Kataria explains that often the choice ultimately lies with the parents, who she calls the decision makers. “And a lot of people will have questions,” she says. “And since these questions will be related to adolescent girls, they may be based around sexual implications as people may think it can lead to promiscuity.
“Experts have said that even more than the logistics of the vaccination programme itself, the communication and social mobilisation strategy will be key in all this setup.”
When interviewing a state immunisation officer in one of the North East states, Kataria heard how there would need to be people, including the state organisation officers, medical professionals and technical experts who could go as a team and hold a session to clear any doubts for the school authorities and local community to feel secure with the vaccination programme.
For Kataria, it helped to reiterate just how important communication is going to be. “It’s something that needs to be really well done – myths and misconceptions that people will have about the vaccine is also a key barrier that we need to overcome.”
But even if the young women who are eligible for the vaccine, and their families, consent to the vaccine, the puzzle isn’t complete.
The next hurdle is cost. “We were actually told by a lot of health care providers that they themselves wouldn’t recommend the vaccine, because they think a lot of people can’t afford it.”
However, there may be a solution on the horizon, as a vaccine produced in India is expected to be approved in the near future. This could provide a more cost-effective alternative to the other vaccines currently available.
A vaccine produced locally could also address hesitancy at a Government level, Kataria comments. “The Government have a large focus on indigenous vaccines. We’ve seen that with COVID-19, a vaccine has been developed indigenously in the country and is being administered to the population successfully, safely and effectively.”
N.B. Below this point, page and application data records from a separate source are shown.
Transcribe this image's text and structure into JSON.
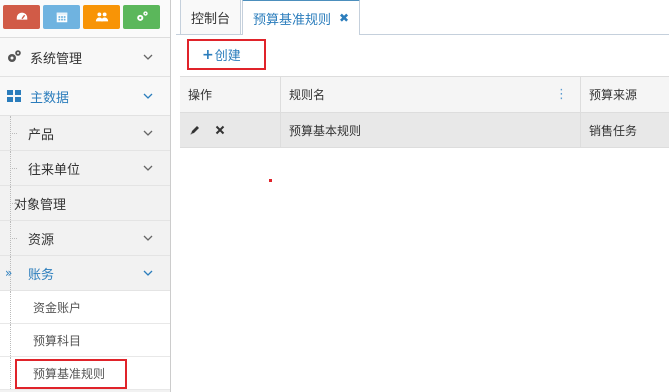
{
  "shortcuts": [
    {
      "icon": "dashboard-icon",
      "color": "#d15b47"
    },
    {
      "icon": "calendar-icon",
      "color": "#6fb3e0"
    },
    {
      "icon": "users-icon",
      "color": "#f89406"
    },
    {
      "icon": "cogs-icon",
      "color": "#5bb75b"
    }
  ],
  "sidebar": {
    "system": {
      "label": "系统管理",
      "icon": "cogs-icon"
    },
    "master": {
      "label": "主数据",
      "icon": "grid-icon"
    },
    "sub": [
      {
        "label": "产品"
      },
      {
        "label": "往来单位"
      },
      {
        "label": "对象管理"
      },
      {
        "label": "资源"
      },
      {
        "label": "账务"
      }
    ],
    "leaves": [
      {
        "label": "资金账户"
      },
      {
        "label": "预算科目"
      },
      {
        "label": "预算基准规则"
      }
    ]
  },
  "tabs": [
    {
      "label": "控制台"
    },
    {
      "label": "预算基准规则",
      "close": "✖"
    }
  ],
  "toolbar": {
    "create_label": "创建",
    "create_icon": "+"
  },
  "grid": {
    "columns": [
      "操作",
      "规则名",
      "预算来源"
    ],
    "rows": [
      {
        "name": "预算基本规则",
        "source": "销售任务"
      }
    ]
  },
  "colors": {
    "accent": "#2b7dbc",
    "highlight": "#e0232a"
  }
}
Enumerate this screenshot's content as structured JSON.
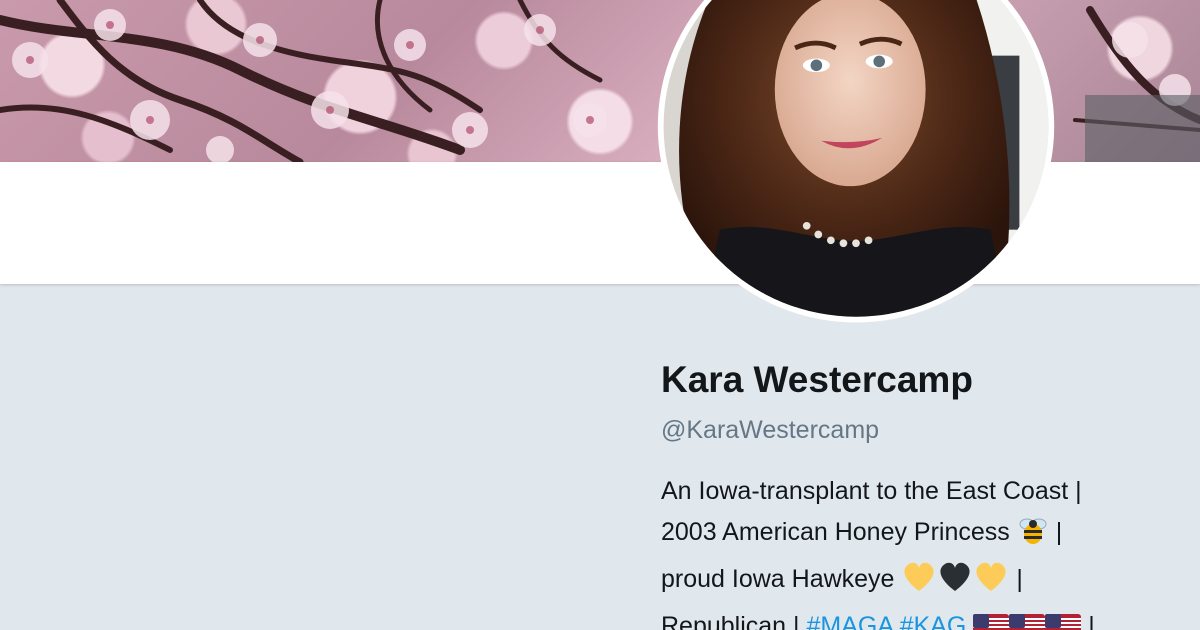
{
  "banner": {
    "image_description": "cherry-blossom-photo"
  },
  "avatar": {
    "image_description": "profile-photo"
  },
  "profile": {
    "display_name": "Kara Westercamp",
    "handle": "@KaraWestercamp",
    "bio": {
      "line1": "An Iowa-transplant to the East Coast |",
      "line2_text": "2003 American Honey Princess",
      "line2_sep": "|",
      "line3_text": "proud Iowa Hawkeye",
      "line3_sep": "|",
      "line4_text": "Republican |",
      "hashtag1": "#MAGA",
      "hashtag2": "#KAG",
      "line4_sep": "|"
    },
    "emoji": {
      "bee": "bee-icon",
      "hearts": [
        "yellow-heart-icon",
        "black-heart-icon",
        "yellow-heart-icon"
      ],
      "flags": [
        "us-flag-icon",
        "us-flag-icon",
        "us-flag-icon"
      ]
    }
  },
  "colors": {
    "page_background": "#e1e8ed",
    "name_text": "#14171a",
    "handle_text": "#657786",
    "hashtag": "#1b95e0",
    "nav_background": "#ffffff"
  }
}
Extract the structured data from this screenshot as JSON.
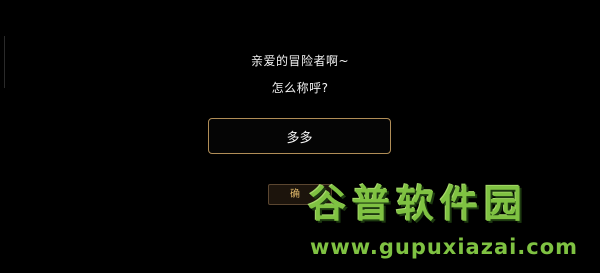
{
  "dialog": {
    "greeting": "亲爱的冒险者啊~",
    "question": "怎么称呼?",
    "name_value": "多多",
    "confirm_label": "确"
  },
  "watermark": {
    "title": "谷普软件园",
    "url": "www.gupuxiazai.com"
  },
  "colors": {
    "background": "#000000",
    "input_border": "#b08d57",
    "button_text": "#e0b96a",
    "watermark_green": "#7fc242"
  }
}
When this HPV vaccine is launched into production, with a significant cut in the cost, Kataria notes that there will be a surge in the motivation of the Government of India to integrate the HPV vaccine into the National Immunisation Programme.
Kataria adds that there are lots of valuable lessons to learn from the states that already have an immunisation programme.
“Both states of Sikkim and Punjab use schools as a vehicle to initiate vaccination. And they have found this strategy very successful, because there is an opportunity to get teachers and parents involved. The students place a lot of trust in teachers, so both these states have seen very high uptake through school-based vaccinations, and this method will need to be prioritised by other states as well.”
There’s still a way to go before any results of Kataria’s research project can be published, turned into policy briefs, and discussed with advocates and policymakers, but the team are gathering invaluable information every day.
And with the challenges that exist at each level, the solutions seem to point in one direction – that working together to get HPV vaccination included in the National Immunisation Programme would bring India closer to ensuring that cervical cancer is ‘eliminated’.
Despite the scale of the challenges, Kataria remains wholly optimistic. “India will definitely start HPV vaccination through its national immunisation programme. And we will have the girls who are in the eligible age category getting vaccinated. That is what I hope. And that is what I dream, and I’m quite optimistic that that will eventually happen.”